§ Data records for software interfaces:
>>>>

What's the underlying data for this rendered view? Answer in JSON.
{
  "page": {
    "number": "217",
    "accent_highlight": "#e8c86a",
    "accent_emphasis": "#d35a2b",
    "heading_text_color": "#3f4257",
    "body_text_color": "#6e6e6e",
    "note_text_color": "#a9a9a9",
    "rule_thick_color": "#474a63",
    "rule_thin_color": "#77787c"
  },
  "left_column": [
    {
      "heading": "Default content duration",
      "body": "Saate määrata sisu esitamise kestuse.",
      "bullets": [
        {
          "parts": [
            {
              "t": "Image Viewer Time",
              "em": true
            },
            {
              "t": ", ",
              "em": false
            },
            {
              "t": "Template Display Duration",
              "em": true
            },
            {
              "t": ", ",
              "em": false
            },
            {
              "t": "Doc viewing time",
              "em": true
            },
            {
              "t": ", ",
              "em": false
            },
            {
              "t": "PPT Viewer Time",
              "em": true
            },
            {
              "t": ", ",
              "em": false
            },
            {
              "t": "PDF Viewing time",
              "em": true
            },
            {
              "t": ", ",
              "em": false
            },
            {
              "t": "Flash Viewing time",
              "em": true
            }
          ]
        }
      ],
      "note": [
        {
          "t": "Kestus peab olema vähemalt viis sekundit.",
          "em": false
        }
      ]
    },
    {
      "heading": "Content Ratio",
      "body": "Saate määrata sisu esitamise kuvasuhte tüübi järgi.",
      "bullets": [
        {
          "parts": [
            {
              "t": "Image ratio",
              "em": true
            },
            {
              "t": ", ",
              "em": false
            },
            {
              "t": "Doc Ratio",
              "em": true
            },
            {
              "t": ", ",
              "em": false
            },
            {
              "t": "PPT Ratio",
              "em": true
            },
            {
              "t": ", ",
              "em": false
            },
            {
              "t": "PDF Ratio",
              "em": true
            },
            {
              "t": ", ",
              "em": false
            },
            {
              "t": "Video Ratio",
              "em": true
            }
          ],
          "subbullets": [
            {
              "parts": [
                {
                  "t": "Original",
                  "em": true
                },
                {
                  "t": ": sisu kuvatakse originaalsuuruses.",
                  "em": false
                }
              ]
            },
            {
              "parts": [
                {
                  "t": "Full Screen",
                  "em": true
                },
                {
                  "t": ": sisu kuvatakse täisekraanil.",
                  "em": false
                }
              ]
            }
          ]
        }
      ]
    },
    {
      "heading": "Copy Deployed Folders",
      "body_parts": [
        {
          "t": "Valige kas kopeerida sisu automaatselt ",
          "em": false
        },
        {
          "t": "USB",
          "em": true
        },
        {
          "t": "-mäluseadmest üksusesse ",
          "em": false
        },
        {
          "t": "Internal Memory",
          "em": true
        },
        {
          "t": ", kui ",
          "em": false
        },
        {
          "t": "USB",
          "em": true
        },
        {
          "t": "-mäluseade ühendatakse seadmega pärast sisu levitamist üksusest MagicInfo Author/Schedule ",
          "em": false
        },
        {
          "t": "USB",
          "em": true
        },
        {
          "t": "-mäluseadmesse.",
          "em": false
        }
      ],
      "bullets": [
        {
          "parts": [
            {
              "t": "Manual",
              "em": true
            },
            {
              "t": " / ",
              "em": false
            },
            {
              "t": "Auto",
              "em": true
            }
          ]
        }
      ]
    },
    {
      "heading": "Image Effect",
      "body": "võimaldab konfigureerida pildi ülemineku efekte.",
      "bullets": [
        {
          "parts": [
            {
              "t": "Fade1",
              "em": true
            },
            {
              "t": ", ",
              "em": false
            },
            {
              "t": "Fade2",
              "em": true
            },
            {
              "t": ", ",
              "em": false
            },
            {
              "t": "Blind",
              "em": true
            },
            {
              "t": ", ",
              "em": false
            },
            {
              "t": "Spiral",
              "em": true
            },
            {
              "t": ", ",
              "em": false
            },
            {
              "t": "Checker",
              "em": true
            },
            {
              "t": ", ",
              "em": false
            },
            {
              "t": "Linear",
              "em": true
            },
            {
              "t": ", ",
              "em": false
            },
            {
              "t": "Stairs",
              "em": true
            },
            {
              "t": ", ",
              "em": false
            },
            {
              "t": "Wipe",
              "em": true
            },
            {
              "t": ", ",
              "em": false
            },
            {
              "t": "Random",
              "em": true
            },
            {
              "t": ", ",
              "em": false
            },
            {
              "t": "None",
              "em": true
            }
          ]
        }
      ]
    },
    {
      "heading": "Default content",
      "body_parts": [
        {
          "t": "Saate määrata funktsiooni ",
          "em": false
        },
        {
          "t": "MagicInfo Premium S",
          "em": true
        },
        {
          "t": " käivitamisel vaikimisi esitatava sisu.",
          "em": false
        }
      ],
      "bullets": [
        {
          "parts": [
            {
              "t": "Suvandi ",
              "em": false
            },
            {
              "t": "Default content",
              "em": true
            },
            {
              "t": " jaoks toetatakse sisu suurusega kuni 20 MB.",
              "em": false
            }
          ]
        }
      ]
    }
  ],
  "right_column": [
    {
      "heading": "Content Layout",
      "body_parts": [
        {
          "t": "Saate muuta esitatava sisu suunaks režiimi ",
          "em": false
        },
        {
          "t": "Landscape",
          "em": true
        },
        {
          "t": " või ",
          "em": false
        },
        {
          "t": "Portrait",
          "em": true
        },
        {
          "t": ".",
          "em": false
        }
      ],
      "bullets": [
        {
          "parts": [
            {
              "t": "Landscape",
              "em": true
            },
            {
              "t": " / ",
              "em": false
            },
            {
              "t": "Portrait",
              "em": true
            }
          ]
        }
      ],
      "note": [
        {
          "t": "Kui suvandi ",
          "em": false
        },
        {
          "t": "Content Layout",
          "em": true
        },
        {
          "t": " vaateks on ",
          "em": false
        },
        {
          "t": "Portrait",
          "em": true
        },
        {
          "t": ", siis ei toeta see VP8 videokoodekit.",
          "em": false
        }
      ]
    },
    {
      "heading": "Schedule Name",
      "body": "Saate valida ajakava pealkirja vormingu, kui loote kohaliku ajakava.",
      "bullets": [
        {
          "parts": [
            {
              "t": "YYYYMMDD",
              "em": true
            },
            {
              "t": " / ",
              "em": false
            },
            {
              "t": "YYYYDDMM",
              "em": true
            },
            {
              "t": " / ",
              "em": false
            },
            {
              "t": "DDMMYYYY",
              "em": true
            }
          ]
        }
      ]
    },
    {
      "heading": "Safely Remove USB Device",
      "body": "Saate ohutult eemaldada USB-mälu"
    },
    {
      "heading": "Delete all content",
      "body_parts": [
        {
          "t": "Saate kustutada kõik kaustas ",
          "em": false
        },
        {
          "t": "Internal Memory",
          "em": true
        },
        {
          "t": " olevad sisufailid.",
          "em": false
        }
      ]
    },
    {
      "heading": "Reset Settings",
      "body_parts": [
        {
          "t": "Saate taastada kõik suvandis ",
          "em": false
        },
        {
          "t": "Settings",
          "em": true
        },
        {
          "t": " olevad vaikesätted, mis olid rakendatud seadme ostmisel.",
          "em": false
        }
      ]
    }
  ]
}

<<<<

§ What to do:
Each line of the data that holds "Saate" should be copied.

§ Answer to this task:
      "body": "Saate määrata sisu esitamise kestuse.",
      "body": "Saate määrata sisu esitamise kuvasuhte tüübi järgi.",
          "t": "Saate määrata funktsiooni ",
          "t": "Saate muuta esitatava sisu suunaks režiimi ",
      "body": "Saate valida ajakava pealkirja vormingu, kui loote kohaliku ajakava.",
      "body": "Saate ohutult eemaldada USB-mälu"
          "t": "Saate kustutada kõik kaustas ",
          "t": "Saate taastada kõik suvandis ",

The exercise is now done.